“This web site is a great place to get information about this, as well as about my story.”
Any aspiring basketball player who has type 1 diabetes by now probably knows who Adam Morrison is. But before Morrison arrived on the scene, every aspiring basketball player who had type 1 knew about Chris Dudley—Morrison included.
“I’ve gotten to speak with Chris quite a bit in the past and he always told me, ‘Make sure you’re taking care of yourself and you’re doing the right things on and off the court.’ He says the biggest thing is to try and stay on your routine as much as possible.”
Dudley—who also has type 1 and played for 16 seasons in the NBA—got to know Morrison when Morrison was in college.
“Once I got to college and got to meet him, he became a big inspiration,” says Morrison. “There was a guy that went through the same process that I was going through, and he obviously did it at a high level. His example helped me to clear up some of the myths and questions I had about what it was going to be like playing basketball with diabetes.”
Adam Morrison Profile
NBA Team: Charlotte Bobcats
Years Pro: Rookie
Born: July 19, 1984 (Glendive, Montana)
College: Gonzaga University
NBA Entry: Drafted by Charlotte with the third overall pick in the 2006 NBA Draft
Stats At Gonzaga University:
See also the press release “AACE Recognizes NBA Rookie Adam Morrison for Raising Diabetes Awareness”.
Dec 1, 2006

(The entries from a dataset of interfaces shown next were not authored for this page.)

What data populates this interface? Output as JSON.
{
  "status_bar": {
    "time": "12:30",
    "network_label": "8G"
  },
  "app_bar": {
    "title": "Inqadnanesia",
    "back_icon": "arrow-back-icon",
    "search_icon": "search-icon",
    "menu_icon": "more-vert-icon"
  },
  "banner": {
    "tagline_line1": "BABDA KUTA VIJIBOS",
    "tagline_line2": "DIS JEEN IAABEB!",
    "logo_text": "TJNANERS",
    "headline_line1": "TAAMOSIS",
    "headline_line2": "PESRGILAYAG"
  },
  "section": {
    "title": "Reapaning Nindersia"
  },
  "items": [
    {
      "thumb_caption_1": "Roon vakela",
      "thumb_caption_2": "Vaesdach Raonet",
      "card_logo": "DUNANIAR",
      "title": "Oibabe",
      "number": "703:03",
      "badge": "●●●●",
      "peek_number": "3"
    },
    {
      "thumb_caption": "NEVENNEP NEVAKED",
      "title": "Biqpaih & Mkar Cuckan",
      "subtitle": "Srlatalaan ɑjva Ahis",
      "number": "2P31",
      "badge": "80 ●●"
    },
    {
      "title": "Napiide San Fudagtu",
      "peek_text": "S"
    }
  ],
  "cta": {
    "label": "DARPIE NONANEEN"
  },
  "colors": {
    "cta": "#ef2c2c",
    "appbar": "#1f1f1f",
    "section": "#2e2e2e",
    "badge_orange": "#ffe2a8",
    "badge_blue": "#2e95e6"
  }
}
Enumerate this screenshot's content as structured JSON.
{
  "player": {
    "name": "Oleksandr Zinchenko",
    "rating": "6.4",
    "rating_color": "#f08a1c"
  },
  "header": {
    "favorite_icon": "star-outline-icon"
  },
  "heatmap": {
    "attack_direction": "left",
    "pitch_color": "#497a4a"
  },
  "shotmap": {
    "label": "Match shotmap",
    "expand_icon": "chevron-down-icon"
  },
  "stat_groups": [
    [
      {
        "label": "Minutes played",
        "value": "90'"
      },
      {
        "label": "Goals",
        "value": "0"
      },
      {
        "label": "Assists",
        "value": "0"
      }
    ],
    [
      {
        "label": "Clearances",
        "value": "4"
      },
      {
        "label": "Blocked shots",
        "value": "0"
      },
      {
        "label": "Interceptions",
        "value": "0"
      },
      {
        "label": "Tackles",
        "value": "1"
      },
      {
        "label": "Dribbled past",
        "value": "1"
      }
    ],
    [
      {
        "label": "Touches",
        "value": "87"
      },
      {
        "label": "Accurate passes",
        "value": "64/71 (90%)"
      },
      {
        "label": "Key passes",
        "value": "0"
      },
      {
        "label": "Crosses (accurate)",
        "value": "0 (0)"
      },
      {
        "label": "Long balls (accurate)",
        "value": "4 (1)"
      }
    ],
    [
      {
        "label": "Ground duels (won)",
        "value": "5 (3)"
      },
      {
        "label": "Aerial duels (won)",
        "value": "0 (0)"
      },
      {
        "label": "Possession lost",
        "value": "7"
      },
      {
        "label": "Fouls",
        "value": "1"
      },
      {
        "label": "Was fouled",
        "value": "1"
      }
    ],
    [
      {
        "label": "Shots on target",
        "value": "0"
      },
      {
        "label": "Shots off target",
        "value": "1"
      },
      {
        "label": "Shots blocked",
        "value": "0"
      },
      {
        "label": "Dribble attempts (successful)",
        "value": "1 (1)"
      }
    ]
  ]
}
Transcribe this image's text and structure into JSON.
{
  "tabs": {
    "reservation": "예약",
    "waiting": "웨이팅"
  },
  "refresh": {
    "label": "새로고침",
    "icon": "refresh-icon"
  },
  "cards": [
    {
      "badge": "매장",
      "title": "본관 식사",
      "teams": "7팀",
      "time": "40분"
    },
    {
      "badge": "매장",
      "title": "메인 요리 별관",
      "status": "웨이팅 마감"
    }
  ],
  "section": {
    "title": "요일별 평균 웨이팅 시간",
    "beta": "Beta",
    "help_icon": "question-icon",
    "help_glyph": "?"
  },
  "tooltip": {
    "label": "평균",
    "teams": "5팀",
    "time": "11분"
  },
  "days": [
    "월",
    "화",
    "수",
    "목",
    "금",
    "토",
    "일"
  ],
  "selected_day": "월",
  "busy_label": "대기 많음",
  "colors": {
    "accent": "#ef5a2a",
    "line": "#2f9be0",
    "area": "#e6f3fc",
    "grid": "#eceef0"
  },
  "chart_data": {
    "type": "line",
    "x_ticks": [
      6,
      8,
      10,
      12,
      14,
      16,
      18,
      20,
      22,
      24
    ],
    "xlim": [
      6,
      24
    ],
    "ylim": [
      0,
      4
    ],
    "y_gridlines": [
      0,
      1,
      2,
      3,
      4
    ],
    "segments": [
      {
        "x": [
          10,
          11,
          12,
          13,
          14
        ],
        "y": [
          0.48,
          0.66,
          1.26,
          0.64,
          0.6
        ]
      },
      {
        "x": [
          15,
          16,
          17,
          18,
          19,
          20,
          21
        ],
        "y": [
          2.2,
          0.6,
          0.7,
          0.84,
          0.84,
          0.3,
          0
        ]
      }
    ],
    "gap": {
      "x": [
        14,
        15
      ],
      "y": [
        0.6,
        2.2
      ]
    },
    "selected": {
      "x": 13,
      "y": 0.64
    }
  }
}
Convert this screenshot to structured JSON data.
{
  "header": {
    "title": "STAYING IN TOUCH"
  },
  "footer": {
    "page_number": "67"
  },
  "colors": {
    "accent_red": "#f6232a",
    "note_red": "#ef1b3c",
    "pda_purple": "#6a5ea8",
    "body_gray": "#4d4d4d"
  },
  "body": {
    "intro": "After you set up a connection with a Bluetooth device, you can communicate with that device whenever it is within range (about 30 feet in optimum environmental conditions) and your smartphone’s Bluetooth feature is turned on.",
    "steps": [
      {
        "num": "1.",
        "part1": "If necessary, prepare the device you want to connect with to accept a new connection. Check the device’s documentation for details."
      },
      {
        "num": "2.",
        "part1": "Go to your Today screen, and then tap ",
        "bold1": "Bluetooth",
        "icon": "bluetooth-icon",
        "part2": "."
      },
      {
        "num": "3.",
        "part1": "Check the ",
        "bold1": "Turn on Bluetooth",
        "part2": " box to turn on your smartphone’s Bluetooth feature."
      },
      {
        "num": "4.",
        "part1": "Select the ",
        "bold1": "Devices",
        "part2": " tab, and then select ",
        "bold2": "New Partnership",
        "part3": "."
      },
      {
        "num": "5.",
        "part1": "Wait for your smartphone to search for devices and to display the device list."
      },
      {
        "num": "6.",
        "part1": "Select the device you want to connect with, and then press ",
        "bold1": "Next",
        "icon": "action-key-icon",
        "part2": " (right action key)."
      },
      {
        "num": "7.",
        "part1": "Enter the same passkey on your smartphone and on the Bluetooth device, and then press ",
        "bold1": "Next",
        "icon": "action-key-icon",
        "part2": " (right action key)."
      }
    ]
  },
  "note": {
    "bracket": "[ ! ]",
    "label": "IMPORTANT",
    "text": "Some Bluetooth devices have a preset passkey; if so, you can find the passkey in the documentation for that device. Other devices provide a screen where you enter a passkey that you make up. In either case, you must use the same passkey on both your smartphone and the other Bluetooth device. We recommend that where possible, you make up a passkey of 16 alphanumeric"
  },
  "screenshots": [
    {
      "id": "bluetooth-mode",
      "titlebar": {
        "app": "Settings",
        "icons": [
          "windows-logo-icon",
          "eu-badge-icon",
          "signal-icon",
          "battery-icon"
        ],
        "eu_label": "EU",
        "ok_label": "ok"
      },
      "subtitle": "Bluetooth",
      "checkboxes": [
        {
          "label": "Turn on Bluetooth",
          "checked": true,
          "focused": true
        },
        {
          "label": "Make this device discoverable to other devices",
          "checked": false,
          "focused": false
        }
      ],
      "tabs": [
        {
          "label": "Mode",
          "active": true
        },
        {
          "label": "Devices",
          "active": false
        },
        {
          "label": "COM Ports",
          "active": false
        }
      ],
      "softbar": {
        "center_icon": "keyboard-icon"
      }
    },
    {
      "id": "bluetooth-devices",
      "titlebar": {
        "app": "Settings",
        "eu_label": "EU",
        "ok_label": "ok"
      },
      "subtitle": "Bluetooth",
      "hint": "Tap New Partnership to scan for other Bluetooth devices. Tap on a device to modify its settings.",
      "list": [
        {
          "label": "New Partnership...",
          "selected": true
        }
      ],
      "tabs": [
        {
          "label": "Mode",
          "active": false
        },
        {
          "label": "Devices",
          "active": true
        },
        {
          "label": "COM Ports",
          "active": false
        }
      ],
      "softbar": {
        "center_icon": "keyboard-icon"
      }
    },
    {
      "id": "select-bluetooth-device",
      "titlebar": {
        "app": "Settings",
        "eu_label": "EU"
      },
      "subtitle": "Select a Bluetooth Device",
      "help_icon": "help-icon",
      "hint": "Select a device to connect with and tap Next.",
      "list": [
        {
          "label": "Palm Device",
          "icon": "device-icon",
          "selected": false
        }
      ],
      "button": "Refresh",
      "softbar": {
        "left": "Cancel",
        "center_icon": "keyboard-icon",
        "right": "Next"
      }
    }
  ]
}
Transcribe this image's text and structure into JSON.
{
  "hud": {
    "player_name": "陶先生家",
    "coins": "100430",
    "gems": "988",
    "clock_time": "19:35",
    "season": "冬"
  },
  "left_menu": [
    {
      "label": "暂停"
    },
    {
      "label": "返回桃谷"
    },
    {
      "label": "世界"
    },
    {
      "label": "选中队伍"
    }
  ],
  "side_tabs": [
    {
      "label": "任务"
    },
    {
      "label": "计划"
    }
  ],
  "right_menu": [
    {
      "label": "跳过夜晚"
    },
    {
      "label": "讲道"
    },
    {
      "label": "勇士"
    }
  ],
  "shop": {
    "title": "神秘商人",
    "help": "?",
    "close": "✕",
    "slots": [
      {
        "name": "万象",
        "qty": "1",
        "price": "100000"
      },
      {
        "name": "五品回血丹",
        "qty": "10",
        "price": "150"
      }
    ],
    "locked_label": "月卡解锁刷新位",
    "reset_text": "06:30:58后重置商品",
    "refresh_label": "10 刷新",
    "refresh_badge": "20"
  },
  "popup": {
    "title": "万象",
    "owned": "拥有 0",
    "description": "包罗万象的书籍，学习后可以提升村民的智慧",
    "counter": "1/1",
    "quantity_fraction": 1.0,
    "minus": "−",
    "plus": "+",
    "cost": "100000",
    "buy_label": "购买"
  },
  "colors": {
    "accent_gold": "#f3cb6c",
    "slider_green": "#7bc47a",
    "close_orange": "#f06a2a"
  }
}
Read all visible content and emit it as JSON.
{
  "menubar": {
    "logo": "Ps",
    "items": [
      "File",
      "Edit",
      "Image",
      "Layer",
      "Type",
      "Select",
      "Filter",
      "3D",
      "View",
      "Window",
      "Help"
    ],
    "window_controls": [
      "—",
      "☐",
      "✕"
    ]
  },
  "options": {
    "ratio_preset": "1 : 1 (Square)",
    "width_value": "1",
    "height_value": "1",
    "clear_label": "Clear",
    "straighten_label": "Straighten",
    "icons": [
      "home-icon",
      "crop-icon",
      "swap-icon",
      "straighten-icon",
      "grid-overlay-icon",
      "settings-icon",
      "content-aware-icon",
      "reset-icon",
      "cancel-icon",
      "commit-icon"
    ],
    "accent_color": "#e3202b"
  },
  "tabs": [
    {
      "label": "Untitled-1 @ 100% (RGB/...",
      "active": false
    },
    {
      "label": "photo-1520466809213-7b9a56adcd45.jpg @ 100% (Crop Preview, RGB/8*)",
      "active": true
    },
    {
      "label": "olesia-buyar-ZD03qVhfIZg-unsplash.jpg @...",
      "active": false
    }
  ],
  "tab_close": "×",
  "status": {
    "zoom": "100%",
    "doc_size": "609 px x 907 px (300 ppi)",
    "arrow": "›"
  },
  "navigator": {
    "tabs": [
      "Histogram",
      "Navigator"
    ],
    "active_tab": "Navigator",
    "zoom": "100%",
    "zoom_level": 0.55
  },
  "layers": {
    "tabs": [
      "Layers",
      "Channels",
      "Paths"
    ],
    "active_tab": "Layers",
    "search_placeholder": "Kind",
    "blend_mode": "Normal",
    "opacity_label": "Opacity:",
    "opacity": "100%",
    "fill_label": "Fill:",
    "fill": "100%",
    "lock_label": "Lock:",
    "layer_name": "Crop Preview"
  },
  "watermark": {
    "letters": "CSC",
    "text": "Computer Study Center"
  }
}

Diabetes Health is the essential resource for people living with diabetes- both newly diagnosed and experienced as well as the professionals who care for them. We provide balanced expert news and information on living healthfully with diabetes. Each issue includes cutting-edge editorial coverage of new products, research, treatment options, and meaningful lifestyle issues.